(Dataset rows describing interfaces)

□ □ □ □ □

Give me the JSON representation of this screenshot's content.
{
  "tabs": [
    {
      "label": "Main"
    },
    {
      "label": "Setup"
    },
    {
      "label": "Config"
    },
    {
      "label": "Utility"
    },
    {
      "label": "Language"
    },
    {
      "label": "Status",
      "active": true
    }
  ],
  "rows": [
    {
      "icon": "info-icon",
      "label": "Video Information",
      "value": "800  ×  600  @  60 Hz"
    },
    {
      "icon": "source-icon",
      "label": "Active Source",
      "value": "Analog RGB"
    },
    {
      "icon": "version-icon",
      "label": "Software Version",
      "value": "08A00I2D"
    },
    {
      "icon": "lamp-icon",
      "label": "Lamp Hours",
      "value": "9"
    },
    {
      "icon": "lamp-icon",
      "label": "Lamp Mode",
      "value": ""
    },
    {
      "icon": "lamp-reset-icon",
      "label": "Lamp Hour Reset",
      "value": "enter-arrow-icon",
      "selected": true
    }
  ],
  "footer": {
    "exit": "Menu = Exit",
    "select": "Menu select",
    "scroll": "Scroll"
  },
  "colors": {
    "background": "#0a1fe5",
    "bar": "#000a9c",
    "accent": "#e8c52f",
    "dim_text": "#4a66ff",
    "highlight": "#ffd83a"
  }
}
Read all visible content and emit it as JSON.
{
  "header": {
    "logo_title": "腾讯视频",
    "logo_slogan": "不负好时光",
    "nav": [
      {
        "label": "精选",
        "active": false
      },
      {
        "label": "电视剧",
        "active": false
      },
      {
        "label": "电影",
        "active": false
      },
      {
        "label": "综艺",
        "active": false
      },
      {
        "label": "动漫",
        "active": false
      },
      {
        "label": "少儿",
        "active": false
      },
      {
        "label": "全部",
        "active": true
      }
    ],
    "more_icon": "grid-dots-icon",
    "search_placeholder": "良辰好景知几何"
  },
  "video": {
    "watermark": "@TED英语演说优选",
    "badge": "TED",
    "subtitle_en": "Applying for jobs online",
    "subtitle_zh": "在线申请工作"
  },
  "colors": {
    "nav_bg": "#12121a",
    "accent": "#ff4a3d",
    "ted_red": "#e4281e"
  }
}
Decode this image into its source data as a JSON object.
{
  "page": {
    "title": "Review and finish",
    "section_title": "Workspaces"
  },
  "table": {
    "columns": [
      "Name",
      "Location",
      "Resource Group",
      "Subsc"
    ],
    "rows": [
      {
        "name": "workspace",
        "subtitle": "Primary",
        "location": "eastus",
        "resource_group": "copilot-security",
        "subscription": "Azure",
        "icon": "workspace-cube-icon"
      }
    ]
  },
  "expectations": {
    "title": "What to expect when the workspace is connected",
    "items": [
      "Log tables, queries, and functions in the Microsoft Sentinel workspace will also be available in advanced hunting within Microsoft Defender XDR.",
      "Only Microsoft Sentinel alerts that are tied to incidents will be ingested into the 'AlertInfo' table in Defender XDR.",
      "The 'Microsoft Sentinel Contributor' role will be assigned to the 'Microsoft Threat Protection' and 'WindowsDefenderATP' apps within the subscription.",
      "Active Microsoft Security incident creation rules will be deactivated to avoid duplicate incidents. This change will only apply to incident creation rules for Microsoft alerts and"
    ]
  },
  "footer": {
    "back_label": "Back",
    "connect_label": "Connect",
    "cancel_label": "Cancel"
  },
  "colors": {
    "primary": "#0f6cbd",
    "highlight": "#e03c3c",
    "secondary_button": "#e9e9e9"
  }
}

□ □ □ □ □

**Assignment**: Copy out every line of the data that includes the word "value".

**Answer to this problem**:
      "value": "800  ×  600  @  60 Hz"
      "value": "Analog RGB"
      "value": "08A00I2D"
      "value": "9"
      "value": ""
      "value": "enter-arrow-icon",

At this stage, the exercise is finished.